“Chrissake, another six months and they’ll be threatening redundancies again. Did you see the news last night about the pits? Blighters weren’t happy with closin’ down Chislet; first excuse was no more steam trains, now they’re going on about steel. Happen there won’t be no call for it one day.”
“That’ll never happen. That can’t happen. You can’t take away work like that from men.”
This echoes a sentiment expressed in reaction to news about the advent of steam ships in an earlier story: ‘“Tomfoolery! And steal the living from honest men?”’ However, it would be wrong to say that this is a book that is solely about the decline of a once-vibrant corner of the country. Firstly, the chronological setting means that as we approach the end the area regains a vibrant and interesting sense of place. These possibilities are more cultural than anything else, as shown in When Benjamin Zephaniah Came to Broadstairs and the reference to the new Turner Gallery in Margate which ‘glinted like a schooner about to glide off into the sea.’ It is perhaps telling that the final story about the area is about its potential to further open itself up further to international or national travel via Manston Airport.

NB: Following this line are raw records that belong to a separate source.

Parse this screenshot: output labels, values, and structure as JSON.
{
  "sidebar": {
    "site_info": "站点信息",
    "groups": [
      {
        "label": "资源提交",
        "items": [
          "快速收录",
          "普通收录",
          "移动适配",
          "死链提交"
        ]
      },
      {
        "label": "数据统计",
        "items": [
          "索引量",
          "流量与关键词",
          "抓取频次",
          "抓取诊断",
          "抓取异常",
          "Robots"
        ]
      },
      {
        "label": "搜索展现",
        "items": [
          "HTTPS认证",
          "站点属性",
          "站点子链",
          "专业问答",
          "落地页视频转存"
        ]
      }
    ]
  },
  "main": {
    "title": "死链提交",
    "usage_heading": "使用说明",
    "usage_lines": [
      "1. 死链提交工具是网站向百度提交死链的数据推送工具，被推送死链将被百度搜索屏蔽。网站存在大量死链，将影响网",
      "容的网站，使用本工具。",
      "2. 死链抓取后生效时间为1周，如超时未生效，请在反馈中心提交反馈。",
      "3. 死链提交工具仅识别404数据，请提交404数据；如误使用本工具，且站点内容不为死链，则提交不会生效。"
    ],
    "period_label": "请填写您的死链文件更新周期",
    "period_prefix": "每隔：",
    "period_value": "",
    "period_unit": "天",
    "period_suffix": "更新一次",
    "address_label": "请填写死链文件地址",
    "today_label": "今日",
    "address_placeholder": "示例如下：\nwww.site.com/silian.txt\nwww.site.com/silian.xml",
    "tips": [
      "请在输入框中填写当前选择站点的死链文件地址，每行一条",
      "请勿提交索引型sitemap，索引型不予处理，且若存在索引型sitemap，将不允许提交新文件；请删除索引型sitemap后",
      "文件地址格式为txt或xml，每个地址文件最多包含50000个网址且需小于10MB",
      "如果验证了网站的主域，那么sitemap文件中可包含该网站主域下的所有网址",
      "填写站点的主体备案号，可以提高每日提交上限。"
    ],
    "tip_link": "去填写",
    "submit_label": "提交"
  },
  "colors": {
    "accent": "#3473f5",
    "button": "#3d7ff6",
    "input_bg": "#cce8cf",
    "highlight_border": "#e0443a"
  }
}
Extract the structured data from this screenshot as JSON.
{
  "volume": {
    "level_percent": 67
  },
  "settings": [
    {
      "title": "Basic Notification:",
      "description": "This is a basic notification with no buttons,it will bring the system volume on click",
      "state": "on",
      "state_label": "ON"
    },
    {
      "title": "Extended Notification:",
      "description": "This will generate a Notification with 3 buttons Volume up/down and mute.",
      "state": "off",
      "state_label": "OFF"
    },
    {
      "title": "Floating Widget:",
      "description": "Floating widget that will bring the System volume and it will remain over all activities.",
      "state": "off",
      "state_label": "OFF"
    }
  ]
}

The book’s spirits are further lifted by Harris’ gift for magical realism. Characters step in and out of time, and The Mermaid Tour features a mermaid tour guide (‘He’d had a long journey and couldn’t be bothered to work out the machinations of a mermaid on a scooter.’) Particularly impressive is Alice, when a combination of Martini and hash results in the title character to imagine people in a nightclub as a series of animals:
Her feet became a faun’s, small hoofed and dainty as they negotiated the mosaic floor, her elbows morphing from bone to feather, giving her flight up the spiralled stairs and out into the foyer…
And underpinning all this is a beautifully lyrical writing style – a flock of flamingos are described as resembling ‘two dozen neon ballerinas’, and a sunrise is like ‘a carnival spider appearing above a wall. Its ascension set the horizon running into a blood-red, kerosene sky.’ A character at an arts festival aroused by the male participants and attendees muses that
‘[y]ear after year the Gods returned, bringing their Bacchanalian bodies of promise, their utterances of poetry written in crofts, on wild mountainsides, their hardened fingers moulded to guitars and violins.
Overall there is a real sense of ambition to the desire to create a cohesive arc, which Harris more or less manages to meet. This is definitely a book worth checking out, for the sheer beauty of the writing and the engaging and lively sense of narrative around Harris’s favourite corner of the country.
Read an interview with the author, Maggie Harris, here.
James Holden has had his short stories published by Silver Apples Magazine and On The Premises, and performed by Liars League. He lives in a retirement village in north London with his wife and two children, despite only being in his thirties